There are few things more aggravating than working hard all day to prepare a formal dinner, only to have it destroyed by one black fly landing on the main course of a guest's plate. Keep flies and ladybugs out of the house by making your own trap. This helps you save money and minimize the harsh chemicals brought into your home with homemade traps. Flies and ladybugs can be captured just as effectively with homemade traps as they can with manufactured traps.
Glue pads and sticky strips are effective but must be made with a glue that does not dry. When placed in a high-traffic area for flies and ladybugs, glue traps will reduce your bug infestation dramatically. Tangle-Trap and Catch Master are two adhesives that work well to trap bugs and will not dry out over time. Corn syrup is effective for catching insects, but tends to be messier. Cover a spoon or knife with a layer of dish soap before applying the adhesive onto a sturdy piece of cardboard or wood. Place the trap in the area most infested by flies and ladybugs. To store the trap, cover the cardboard with a piece of wax paper. When ready to use, peel back the wax paper and start trapping flies and ladybugs.
Luring prey into a trap with bait is a common hunting technique. The same principle can be applied to catching flies and ladybugs. Create a simple trap, bait it with the insects' favorite food and let the bugs do the work. A 2-liter, plastic soda bottle makes an effective yet simple trap. Measure 6 inches from the top of the bottle and cut the top portion off the bottom. Use fruit pieces or jam to trap flies and ladybugs. Lay the bait in the bottom portion of the bottle. Flip the top upside-down and slide it into the bottom so it resembles a funnel. Flies and ladybugs will come into the trap in search of the bait, but they won't be able to get out. When the trap is full, bring it outside to release the insects.
Flies and ladybugs are attracted to black lights. Pick up a few supplies from your hardware store to make your own black light bug trap at home rather than spending a small fortune from a pest control expert. Fit a black light bulb into a clamp-light fixture. This light will attract the bugs. Punch holes into the rim of the light fixture to attach the rest of the trap. Plastic transparancies used for overhead projectors, sprinkled with baby powder or corn starch, prevent the bugs from climbing out of the trap. Cut two transparencies down the center, stopping halfway. Slide the transparencies into one another at the slits, creating a vane. Punch holes in the top of the vane. Using twisty-ties, attach the vane to the lamp fixture. When the bugs fall down the vane, they must be funneled into a collector. Cut the bottom 3 inches off a gallon milk carton.
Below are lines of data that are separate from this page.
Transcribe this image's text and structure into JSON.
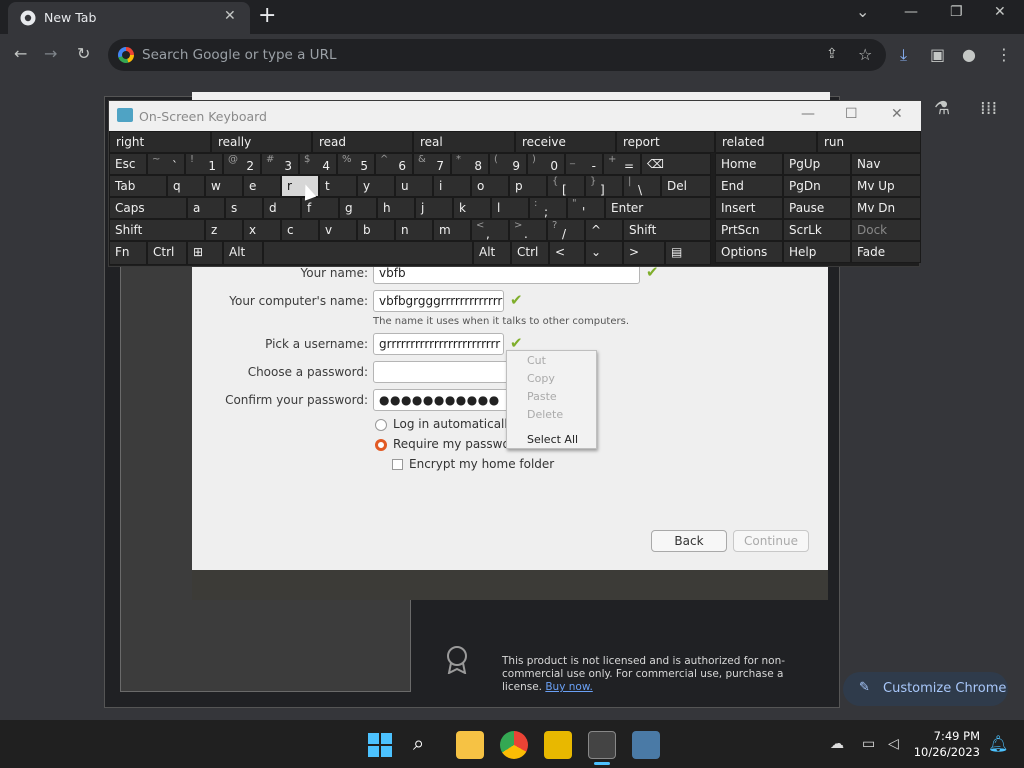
{
  "chrome": {
    "tab_title": "New Tab",
    "tab_close": "✕",
    "new_tab": "+",
    "omnibox_placeholder": "Search Google or type a URL",
    "win_min": "—",
    "win_max": "❐",
    "win_close": "✕",
    "caret": "⌄"
  },
  "osk": {
    "title": "On-Screen Keyboard",
    "predictions": [
      "right",
      "really",
      "read",
      "real",
      "receive",
      "report",
      "related",
      "run"
    ],
    "row1": [
      {
        "main": "Esc"
      },
      {
        "sub": "~",
        "dig": "`"
      },
      {
        "sub": "!",
        "dig": "1"
      },
      {
        "sub": "@",
        "dig": "2"
      },
      {
        "sub": "#",
        "dig": "3"
      },
      {
        "sub": "$",
        "dig": "4"
      },
      {
        "sub": "%",
        "dig": "5"
      },
      {
        "sub": "^",
        "dig": "6"
      },
      {
        "sub": "&",
        "dig": "7"
      },
      {
        "sub": "*",
        "dig": "8"
      },
      {
        "sub": "(",
        "dig": "9"
      },
      {
        "sub": ")",
        "dig": "0"
      },
      {
        "sub": "_",
        "dig": "-"
      },
      {
        "sub": "+",
        "dig": "="
      },
      {
        "main": "⌫"
      }
    ],
    "row2": [
      "Tab",
      "q",
      "w",
      "e",
      "r",
      "t",
      "y",
      "u",
      "i",
      "o",
      "p",
      "[",
      "]",
      "\\",
      "Del"
    ],
    "row2_subs": [
      "",
      "",
      "",
      "",
      "",
      "",
      "",
      "",
      "",
      "",
      "",
      "{",
      "}",
      "|",
      ""
    ],
    "row3": [
      "Caps",
      "a",
      "s",
      "d",
      "f",
      "g",
      "h",
      "j",
      "k",
      "l",
      ";",
      "'",
      "Enter"
    ],
    "row3_subs": [
      "",
      "",
      "",
      "",
      "",
      "",
      "",
      "",
      "",
      "",
      ":",
      "\"",
      ""
    ],
    "row4": [
      "Shift",
      "z",
      "x",
      "c",
      "v",
      "b",
      "n",
      "m",
      ",",
      ".",
      "/",
      "^",
      "Shift"
    ],
    "row4_subs": [
      "",
      "",
      "",
      "",
      "",
      "",
      "",
      "",
      "<",
      ">",
      "?",
      "",
      ""
    ],
    "row5": [
      "Fn",
      "Ctrl",
      "⊞",
      "Alt",
      "",
      "Alt",
      "Ctrl",
      "<",
      "⌄",
      ">",
      "▤"
    ],
    "nav_keys": [
      [
        "Home",
        "PgUp",
        "Nav"
      ],
      [
        "End",
        "PgDn",
        "Mv Up"
      ],
      [
        "Insert",
        "Pause",
        "Mv Dn"
      ],
      [
        "PrtScn",
        "ScrLk",
        "Dock"
      ],
      [
        "Options",
        "Help",
        "Fade"
      ]
    ]
  },
  "installer": {
    "your_name_label": "Your name:",
    "your_name_value": "vbfb",
    "computer_name_label": "Your computer's name:",
    "computer_name_value": "vbfbgrgggrrrrrrrrrrrrrrrr",
    "computer_name_hint": "The name it uses when it talks to other computers.",
    "username_label": "Pick a username:",
    "username_value": "grrrrrrrrrrrrrrrrrrrrrrrr",
    "password_label": "Choose a password:",
    "password_value": "",
    "confirm_label": "Confirm your password:",
    "confirm_value": "●●●●●●●●●●●",
    "opt_login_auto": "Log in automatically",
    "opt_require_pw": "Require my password",
    "opt_encrypt": "Encrypt my home folder",
    "back_button": "Back",
    "continue_button": "Continue",
    "check": "✔"
  },
  "context_menu": {
    "items": [
      "Cut",
      "Copy",
      "Paste",
      "Delete",
      "Select All"
    ]
  },
  "license": {
    "text": "This product is not licensed and is authorized for non-commercial use only. For commercial use, purchase a license.",
    "link": "Buy now."
  },
  "customize_chrome": "Customize Chrome",
  "taskbar": {
    "time": "7:49 PM",
    "date": "10/26/2023"
  }
}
Punch four holes around the bottom of the jug's top portion and the bottom of the vane. Attach to the bottom of the vane to the holes in the jug using twisty-ties . Tape the neck of the inverted milk jug portion to the neck of a second milk jug. As bugs fall through the funnel, they will land in this second jug waiting to be released.
Fly swatters work well to kill bugs. The same principle can be used to capture flies and ladybugs flying in mid-air. According to Stephen Tvedten, Integrated Pest Management expert, flies have clear vision from only 18 inches and closer. Cover a large, old tennis racket on both sides in sticky tape, such as duct tape, rolled onto itself. Swing the racket in a swarm of flies and ladybugs. Trap the insects on the tape.